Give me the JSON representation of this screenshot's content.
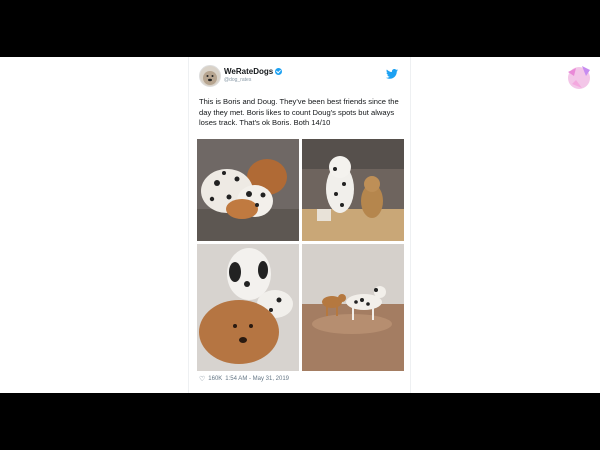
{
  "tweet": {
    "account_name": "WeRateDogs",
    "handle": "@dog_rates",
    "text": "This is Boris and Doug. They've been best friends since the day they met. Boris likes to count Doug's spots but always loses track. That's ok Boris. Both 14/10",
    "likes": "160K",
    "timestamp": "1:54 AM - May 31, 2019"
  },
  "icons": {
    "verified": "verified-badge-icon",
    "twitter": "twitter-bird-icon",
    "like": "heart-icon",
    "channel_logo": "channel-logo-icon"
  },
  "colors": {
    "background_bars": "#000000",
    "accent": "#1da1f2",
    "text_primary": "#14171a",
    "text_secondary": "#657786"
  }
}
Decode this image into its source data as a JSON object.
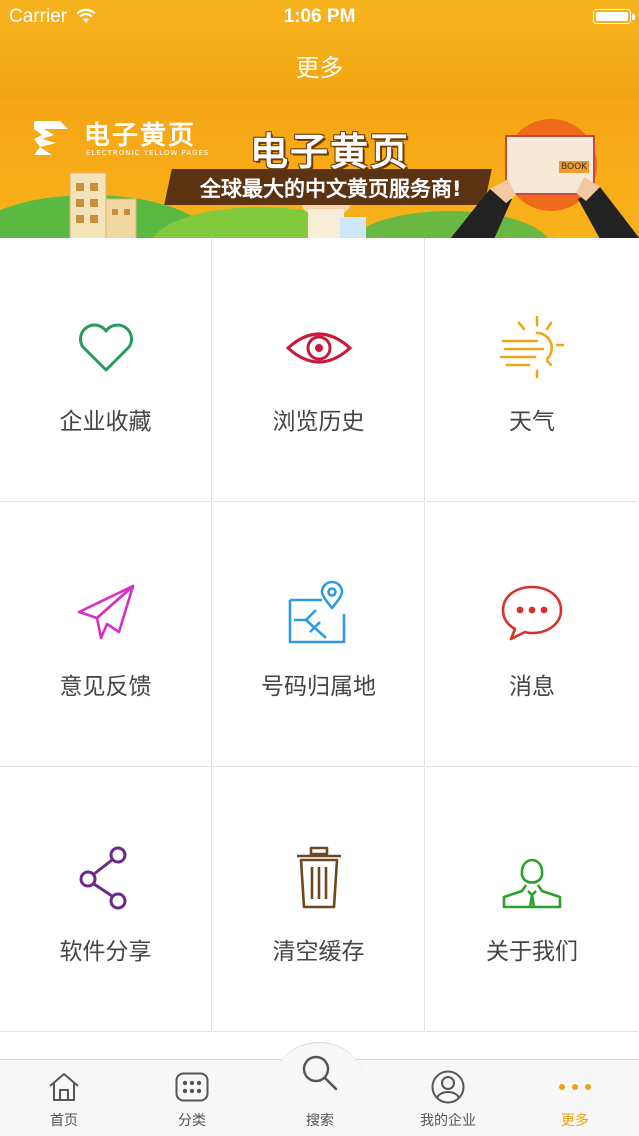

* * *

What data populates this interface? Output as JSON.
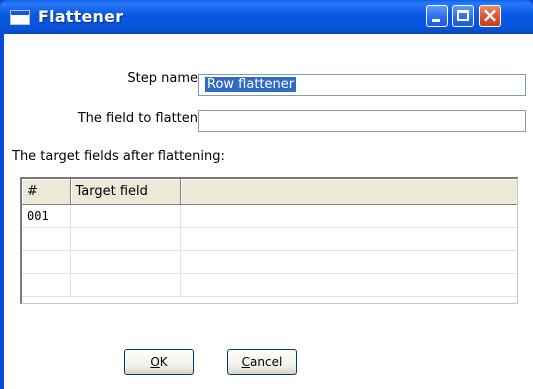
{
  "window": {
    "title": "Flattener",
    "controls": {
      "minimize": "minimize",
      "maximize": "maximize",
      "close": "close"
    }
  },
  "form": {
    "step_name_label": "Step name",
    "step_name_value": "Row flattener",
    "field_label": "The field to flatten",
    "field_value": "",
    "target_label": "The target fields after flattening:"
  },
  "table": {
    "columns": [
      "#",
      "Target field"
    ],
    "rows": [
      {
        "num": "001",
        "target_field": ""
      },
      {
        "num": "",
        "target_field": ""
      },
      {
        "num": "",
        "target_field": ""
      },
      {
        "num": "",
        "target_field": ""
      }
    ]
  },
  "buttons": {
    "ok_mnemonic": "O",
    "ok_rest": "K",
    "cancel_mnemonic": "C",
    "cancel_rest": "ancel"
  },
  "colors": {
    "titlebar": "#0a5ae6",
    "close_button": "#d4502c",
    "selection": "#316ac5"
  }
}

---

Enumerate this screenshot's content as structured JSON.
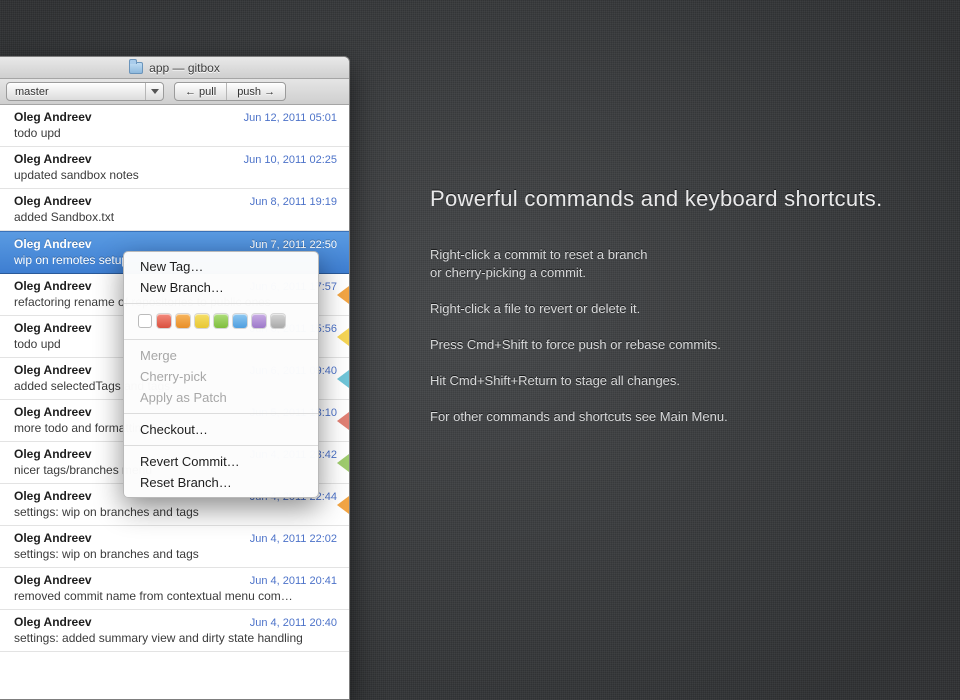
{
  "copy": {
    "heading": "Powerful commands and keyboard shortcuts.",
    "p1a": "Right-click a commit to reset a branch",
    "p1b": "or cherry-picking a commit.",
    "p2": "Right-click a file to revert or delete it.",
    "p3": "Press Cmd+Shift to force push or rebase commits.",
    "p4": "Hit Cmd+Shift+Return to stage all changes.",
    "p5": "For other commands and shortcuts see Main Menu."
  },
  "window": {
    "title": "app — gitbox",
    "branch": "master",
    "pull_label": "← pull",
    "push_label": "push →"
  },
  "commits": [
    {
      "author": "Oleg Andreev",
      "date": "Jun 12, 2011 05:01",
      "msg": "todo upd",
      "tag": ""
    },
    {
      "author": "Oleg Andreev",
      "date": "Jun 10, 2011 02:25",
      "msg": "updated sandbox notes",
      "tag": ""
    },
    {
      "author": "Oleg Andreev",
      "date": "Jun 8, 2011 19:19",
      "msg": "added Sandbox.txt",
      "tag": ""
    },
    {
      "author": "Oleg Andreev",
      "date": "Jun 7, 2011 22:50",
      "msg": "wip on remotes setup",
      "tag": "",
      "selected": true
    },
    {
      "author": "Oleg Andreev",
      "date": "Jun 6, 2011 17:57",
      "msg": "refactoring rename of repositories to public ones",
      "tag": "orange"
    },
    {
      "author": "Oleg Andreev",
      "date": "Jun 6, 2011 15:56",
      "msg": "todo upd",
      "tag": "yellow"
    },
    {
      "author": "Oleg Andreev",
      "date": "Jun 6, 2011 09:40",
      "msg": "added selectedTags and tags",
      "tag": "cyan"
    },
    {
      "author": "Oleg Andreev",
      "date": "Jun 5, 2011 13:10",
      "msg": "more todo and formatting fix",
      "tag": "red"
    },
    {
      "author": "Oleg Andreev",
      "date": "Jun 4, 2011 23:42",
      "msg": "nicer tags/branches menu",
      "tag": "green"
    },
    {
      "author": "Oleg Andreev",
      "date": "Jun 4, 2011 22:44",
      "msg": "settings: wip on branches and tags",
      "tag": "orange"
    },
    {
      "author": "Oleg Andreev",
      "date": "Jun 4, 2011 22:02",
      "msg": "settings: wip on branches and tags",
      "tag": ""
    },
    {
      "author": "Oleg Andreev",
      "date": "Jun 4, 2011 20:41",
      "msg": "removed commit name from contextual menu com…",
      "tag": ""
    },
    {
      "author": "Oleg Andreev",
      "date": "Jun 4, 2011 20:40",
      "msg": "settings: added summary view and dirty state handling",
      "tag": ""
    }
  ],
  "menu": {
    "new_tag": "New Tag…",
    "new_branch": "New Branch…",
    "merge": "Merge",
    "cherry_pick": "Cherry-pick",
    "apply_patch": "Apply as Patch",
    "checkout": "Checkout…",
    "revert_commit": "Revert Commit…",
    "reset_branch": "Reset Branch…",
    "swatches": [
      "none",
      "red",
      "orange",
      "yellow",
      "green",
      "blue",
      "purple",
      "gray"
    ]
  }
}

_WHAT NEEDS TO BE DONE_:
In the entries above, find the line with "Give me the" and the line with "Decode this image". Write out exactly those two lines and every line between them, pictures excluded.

_SOLUTION TO THE PROBLEM_:
Give me the JSON representation of this screenshot's content.
{
  "tweet": {
    "account_name": "WeRateDogs",
    "handle": "@dog_rates",
    "text": "This is Boris and Doug. They've been best friends since the day they met. Boris likes to count Doug's spots but always loses track. That's ok Boris. Both 14/10",
    "likes": "160K",
    "timestamp": "1:54 AM - May 31, 2019"
  },
  "icons": {
    "verified": "verified-badge-icon",
    "twitter": "twitter-bird-icon",
    "like": "heart-icon",
    "channel_logo": "channel-logo-icon"
  },
  "colors": {
    "background_bars": "#000000",
    "accent": "#1da1f2",
    "text_primary": "#14171a",
    "text_secondary": "#657786"
  }
}
Decode this image into its source data as a JSON object.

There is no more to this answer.